This densely-populated island is home to just about every important designer clothing label in the world, along with electronic items, jewellery and luggage. Bargaining is a way of life here and while you may not get a lot of opportunities for this in department stores, it is open season in markets and at street stalls and the canny tourist will do some price comparisons before committing to a purchase. In the shopping area of Tsim Sha Tsui, goods often do not have prices displayed; therefore, vendors can hike them up for tourists. Some of the best malls for designer goods include Harbour City in Tsim Sha Tsui, with its 700 shops; Central's Landmark mall; and Pacific Place in Wan Chai (north-east Hong Kong), which offers around 200 outlets. Some of the best markets include Cat Street for antiques, Ap Liu for used electronics, and Ladies market for designer fashion bargains. For the most vibrant night market in the territory, go to Temple Street.
The Chinese capital offers an exciting mix of clothing, food and accessories at a range of malls and markets; additionally, there is the 798 Art Zone, also known as the Dashanzi Art District, where a complex of decommissioned military buildings is home to a lively arts community that is worth visiting in its own right but is also a great place to acquire some art. Beijing now has a network of tax-free stores for foreign visitors - try Wangfujing Street or Xidan Commercial Street - and these might be worthwhile as a first stop for tourists. Central shopping malls include Parkson, Shin Kong Palace and the Beijing Friendship Store. For wholesale markets with plenty of noise and opportunities to bargain, try the Musiyuan or Beijing Zoo districts, which offer markets such as Dongding, Tianhai City and Tianle for deals on clothing and shoes.

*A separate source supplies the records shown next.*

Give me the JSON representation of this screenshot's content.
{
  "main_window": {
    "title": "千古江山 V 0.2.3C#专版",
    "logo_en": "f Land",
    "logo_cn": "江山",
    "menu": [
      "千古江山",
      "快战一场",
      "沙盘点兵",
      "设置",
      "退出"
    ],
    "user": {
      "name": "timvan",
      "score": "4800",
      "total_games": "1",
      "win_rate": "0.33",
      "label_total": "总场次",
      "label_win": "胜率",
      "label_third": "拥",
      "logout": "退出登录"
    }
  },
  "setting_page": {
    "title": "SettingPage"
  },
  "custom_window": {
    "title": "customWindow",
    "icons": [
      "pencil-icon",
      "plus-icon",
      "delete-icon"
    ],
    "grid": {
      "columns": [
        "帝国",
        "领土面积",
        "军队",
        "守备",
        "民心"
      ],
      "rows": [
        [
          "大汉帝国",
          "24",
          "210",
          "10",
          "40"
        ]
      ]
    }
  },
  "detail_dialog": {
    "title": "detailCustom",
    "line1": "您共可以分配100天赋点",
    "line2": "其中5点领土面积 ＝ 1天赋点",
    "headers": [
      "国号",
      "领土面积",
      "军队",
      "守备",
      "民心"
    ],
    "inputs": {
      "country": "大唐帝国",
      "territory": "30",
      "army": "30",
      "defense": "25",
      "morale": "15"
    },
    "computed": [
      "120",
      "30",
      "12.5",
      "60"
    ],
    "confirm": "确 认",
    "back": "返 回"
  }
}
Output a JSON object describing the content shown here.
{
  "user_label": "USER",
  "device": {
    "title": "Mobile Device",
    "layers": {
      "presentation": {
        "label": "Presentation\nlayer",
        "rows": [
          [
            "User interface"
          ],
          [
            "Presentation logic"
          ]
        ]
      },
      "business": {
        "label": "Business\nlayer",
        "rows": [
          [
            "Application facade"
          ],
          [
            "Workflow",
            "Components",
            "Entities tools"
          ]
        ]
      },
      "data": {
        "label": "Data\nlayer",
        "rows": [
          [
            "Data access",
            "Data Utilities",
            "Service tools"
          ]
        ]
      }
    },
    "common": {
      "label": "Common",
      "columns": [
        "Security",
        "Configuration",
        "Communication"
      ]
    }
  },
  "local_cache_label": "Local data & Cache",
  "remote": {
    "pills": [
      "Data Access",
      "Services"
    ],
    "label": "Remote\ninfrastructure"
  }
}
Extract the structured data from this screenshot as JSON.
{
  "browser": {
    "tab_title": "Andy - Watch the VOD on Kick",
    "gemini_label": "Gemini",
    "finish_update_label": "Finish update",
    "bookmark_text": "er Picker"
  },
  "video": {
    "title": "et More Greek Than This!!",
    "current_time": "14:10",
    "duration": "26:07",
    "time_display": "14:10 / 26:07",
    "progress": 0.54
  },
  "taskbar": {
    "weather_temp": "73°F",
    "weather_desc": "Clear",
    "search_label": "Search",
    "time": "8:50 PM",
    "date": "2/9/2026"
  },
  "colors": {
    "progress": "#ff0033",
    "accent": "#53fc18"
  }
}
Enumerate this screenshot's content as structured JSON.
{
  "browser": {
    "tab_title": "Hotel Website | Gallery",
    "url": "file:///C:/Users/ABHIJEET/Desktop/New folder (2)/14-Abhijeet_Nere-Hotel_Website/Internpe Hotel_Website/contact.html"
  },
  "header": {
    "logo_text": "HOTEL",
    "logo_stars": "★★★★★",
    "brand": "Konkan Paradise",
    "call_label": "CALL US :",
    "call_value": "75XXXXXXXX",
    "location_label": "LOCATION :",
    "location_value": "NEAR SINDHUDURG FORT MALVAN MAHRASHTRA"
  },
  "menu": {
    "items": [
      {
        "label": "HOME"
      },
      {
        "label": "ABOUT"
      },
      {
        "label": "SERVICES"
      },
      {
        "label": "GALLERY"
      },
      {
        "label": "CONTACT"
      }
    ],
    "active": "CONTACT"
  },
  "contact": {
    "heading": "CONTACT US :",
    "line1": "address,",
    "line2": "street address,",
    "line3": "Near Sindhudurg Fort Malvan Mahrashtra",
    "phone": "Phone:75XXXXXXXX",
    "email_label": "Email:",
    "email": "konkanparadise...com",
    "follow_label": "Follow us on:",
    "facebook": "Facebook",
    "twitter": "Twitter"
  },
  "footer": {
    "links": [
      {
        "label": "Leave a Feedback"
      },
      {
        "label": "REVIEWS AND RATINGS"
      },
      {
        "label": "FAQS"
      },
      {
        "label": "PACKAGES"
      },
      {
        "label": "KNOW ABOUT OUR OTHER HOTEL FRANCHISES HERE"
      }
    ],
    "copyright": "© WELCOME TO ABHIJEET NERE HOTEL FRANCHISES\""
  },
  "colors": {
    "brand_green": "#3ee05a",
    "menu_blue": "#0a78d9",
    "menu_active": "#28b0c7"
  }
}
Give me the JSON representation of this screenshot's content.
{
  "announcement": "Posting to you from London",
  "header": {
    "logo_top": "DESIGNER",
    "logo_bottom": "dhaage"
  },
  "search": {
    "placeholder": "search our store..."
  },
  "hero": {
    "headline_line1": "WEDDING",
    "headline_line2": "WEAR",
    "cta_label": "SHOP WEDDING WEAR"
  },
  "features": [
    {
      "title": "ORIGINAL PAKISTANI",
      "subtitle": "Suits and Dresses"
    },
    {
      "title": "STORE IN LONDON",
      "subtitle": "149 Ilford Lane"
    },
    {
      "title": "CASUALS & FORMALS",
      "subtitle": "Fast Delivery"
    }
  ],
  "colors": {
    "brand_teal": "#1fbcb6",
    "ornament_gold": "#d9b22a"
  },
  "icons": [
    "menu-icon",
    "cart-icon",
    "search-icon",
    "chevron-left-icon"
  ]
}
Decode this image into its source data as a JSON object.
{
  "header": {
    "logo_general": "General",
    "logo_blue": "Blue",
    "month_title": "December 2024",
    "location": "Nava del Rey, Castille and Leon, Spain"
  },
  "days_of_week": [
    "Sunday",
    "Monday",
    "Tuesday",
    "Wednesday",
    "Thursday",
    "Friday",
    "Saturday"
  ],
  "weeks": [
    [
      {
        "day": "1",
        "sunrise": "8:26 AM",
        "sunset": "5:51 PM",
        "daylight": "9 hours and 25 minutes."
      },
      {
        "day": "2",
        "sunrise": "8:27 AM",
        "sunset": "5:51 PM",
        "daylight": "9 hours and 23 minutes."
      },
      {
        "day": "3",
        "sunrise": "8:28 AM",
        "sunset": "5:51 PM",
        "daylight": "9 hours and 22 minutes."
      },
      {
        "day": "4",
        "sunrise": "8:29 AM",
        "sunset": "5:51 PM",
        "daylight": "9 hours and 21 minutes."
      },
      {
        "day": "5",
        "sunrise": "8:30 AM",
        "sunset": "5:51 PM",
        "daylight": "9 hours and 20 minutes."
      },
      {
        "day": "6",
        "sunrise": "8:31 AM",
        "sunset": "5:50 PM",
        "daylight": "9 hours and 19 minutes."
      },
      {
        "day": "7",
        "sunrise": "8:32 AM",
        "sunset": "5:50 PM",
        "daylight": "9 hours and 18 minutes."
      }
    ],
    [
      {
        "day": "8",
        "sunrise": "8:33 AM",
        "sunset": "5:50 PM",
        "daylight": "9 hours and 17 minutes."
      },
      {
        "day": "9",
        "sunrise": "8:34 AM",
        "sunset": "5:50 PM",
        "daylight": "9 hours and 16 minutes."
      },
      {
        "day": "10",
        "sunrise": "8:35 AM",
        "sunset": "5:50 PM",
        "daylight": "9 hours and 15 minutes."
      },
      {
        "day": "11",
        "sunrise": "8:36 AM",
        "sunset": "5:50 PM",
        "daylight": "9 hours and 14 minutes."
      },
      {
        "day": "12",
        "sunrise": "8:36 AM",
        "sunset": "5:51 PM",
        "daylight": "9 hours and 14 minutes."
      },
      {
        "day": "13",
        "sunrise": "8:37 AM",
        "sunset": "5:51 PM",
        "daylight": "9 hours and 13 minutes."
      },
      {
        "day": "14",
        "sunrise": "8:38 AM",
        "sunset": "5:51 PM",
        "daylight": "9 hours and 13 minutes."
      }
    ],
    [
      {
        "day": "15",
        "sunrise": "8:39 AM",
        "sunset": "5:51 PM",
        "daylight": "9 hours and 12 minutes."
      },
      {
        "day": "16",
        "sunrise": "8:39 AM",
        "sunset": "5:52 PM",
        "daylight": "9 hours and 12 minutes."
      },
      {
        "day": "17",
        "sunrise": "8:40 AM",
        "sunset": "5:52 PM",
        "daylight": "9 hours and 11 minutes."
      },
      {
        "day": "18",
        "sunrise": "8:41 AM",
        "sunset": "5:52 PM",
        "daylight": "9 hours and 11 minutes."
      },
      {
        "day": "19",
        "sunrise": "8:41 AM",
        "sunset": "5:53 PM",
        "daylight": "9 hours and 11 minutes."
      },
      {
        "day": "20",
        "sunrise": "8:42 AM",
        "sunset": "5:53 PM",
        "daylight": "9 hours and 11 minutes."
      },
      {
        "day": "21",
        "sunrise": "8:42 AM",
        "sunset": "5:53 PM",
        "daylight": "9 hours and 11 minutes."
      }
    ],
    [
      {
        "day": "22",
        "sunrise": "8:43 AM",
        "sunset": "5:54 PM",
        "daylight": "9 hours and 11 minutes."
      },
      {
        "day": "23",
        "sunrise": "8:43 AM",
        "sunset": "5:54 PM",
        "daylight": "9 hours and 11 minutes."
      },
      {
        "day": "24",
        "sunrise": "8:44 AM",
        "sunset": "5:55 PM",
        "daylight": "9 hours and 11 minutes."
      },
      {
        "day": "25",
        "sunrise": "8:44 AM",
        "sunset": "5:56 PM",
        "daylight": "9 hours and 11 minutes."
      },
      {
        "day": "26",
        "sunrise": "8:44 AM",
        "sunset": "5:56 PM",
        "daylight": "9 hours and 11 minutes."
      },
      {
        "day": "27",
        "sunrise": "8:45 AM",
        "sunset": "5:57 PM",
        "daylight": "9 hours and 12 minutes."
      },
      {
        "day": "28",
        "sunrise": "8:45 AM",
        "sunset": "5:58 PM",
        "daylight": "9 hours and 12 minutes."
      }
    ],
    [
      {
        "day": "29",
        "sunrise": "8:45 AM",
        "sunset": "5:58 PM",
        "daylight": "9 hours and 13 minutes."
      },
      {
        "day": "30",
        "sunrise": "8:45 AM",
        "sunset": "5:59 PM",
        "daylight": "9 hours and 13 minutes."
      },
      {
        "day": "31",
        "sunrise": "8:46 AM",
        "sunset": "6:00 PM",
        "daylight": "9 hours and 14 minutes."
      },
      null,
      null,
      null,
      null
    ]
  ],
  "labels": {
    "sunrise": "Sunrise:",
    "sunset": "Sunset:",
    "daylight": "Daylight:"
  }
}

There are also plenty of electronics - head to the Zhongguancun market in Haidian District.